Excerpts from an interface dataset
++++

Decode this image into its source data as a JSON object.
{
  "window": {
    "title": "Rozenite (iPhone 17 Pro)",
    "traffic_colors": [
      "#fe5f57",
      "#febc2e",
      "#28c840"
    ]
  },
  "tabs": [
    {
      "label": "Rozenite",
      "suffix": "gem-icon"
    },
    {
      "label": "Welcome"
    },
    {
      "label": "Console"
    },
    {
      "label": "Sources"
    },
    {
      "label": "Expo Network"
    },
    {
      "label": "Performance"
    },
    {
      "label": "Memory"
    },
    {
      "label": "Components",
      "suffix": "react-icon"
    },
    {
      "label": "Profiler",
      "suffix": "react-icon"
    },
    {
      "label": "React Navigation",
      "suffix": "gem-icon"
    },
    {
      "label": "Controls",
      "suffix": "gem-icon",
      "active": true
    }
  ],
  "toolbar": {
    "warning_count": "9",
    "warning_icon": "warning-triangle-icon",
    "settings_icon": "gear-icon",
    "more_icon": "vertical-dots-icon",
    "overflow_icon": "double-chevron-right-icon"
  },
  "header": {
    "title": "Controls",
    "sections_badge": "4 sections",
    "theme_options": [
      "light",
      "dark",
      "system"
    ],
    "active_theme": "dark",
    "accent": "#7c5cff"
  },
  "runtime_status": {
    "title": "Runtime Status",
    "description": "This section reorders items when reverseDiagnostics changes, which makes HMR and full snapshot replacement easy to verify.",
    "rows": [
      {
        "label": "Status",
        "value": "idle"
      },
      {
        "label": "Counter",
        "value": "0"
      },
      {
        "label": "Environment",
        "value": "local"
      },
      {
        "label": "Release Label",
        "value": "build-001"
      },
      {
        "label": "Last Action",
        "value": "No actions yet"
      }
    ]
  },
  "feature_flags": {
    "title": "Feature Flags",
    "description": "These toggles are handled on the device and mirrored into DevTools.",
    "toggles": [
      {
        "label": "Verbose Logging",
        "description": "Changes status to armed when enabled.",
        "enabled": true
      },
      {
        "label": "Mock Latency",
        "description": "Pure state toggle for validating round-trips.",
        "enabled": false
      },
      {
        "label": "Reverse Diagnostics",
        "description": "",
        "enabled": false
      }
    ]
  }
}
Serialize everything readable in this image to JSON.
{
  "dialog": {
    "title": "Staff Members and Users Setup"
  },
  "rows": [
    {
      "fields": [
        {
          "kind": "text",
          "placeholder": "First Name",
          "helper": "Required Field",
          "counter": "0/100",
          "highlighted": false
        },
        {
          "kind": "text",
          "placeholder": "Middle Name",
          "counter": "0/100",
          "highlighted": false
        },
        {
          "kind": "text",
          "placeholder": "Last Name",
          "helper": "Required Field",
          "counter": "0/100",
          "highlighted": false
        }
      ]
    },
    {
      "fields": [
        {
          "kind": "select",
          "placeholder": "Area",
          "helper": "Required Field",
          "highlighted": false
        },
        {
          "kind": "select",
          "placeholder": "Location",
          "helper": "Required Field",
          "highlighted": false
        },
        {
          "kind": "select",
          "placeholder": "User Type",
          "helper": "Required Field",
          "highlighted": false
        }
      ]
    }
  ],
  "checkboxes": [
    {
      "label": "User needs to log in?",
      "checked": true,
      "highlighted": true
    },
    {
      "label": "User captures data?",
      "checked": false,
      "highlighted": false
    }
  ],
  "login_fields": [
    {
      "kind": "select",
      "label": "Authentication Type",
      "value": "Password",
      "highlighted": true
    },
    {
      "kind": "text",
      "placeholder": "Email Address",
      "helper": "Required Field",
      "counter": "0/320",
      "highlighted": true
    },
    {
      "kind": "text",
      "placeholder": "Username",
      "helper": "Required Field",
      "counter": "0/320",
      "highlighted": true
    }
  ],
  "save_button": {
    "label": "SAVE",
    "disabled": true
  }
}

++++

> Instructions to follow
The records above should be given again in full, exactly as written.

> Problem solution
Decode this image into its source data as a JSON object.
{
  "window": {
    "title": "Rozenite (iPhone 17 Pro)",
    "traffic_colors": [
      "#fe5f57",
      "#febc2e",
      "#28c840"
    ]
  },
  "tabs": [
    {
      "label": "Rozenite",
      "suffix": "gem-icon"
    },
    {
      "label": "Welcome"
    },
    {
      "label": "Console"
    },
    {
      "label": "Sources"
    },
    {
      "label": "Expo Network"
    },
    {
      "label": "Performance"
    },
    {
      "label": "Memory"
    },
    {
      "label": "Components",
      "suffix": "react-icon"
    },
    {
      "label": "Profiler",
      "suffix": "react-icon"
    },
    {
      "label": "React Navigation",
      "suffix": "gem-icon"
    },
    {
      "label": "Controls",
      "suffix": "gem-icon",
      "active": true
    }
  ],
  "toolbar": {
    "warning_count": "9",
    "warning_icon": "warning-triangle-icon",
    "settings_icon": "gear-icon",
    "more_icon": "vertical-dots-icon",
    "overflow_icon": "double-chevron-right-icon"
  },
  "header": {
    "title": "Controls",
    "sections_badge": "4 sections",
    "theme_options": [
      "light",
      "dark",
      "system"
    ],
    "active_theme": "dark",
    "accent": "#7c5cff"
  },
  "runtime_status": {
    "title": "Runtime Status",
    "description": "This section reorders items when reverseDiagnostics changes, which makes HMR and full snapshot replacement easy to verify.",
    "rows": [
      {
        "label": "Status",
        "value": "idle"
      },
      {
        "label": "Counter",
        "value": "0"
      },
      {
        "label": "Environment",
        "value": "local"
      },
      {
        "label": "Release Label",
        "value": "build-001"
      },
      {
        "label": "Last Action",
        "value": "No actions yet"
      }
    ]
  },
  "feature_flags": {
    "title": "Feature Flags",
    "description": "These toggles are handled on the device and mirrored into DevTools.",
    "toggles": [
      {
        "label": "Verbose Logging",
        "description": "Changes status to armed when enabled.",
        "enabled": true
      },
      {
        "label": "Mock Latency",
        "description": "Pure state toggle for validating round-trips.",
        "enabled": false
      },
      {
        "label": "Reverse Diagnostics",
        "description": "",
        "enabled": false
      }
    ]
  }
}
Serialize everything readable in this image to JSON.
{
  "dialog": {
    "title": "Staff Members and Users Setup"
  },
  "rows": [
    {
      "fields": [
        {
          "kind": "text",
          "placeholder": "First Name",
          "helper": "Required Field",
          "counter": "0/100",
          "highlighted": false
        },
        {
          "kind": "text",
          "placeholder": "Middle Name",
          "counter": "0/100",
          "highlighted": false
        },
        {
          "kind": "text",
          "placeholder": "Last Name",
          "helper": "Required Field",
          "counter": "0/100",
          "highlighted": false
        }
      ]
    },
    {
      "fields": [
        {
          "kind": "select",
          "placeholder": "Area",
          "helper": "Required Field",
          "highlighted": false
        },
        {
          "kind": "select",
          "placeholder": "Location",
          "helper": "Required Field",
          "highlighted": false
        },
        {
          "kind": "select",
          "placeholder": "User Type",
          "helper": "Required Field",
          "highlighted": false
        }
      ]
    }
  ],
  "checkboxes": [
    {
      "label": "User needs to log in?",
      "checked": true,
      "highlighted": true
    },
    {
      "label": "User captures data?",
      "checked": false,
      "highlighted": false
    }
  ],
  "login_fields": [
    {
      "kind": "select",
      "label": "Authentication Type",
      "value": "Password",
      "highlighted": true
    },
    {
      "kind": "text",
      "placeholder": "Email Address",
      "helper": "Required Field",
      "counter": "0/320",
      "highlighted": true
    },
    {
      "kind": "text",
      "placeholder": "Username",
      "helper": "Required Field",
      "counter": "0/320",
      "highlighted": true
    }
  ],
  "save_button": {
    "label": "SAVE",
    "disabled": true
  }
}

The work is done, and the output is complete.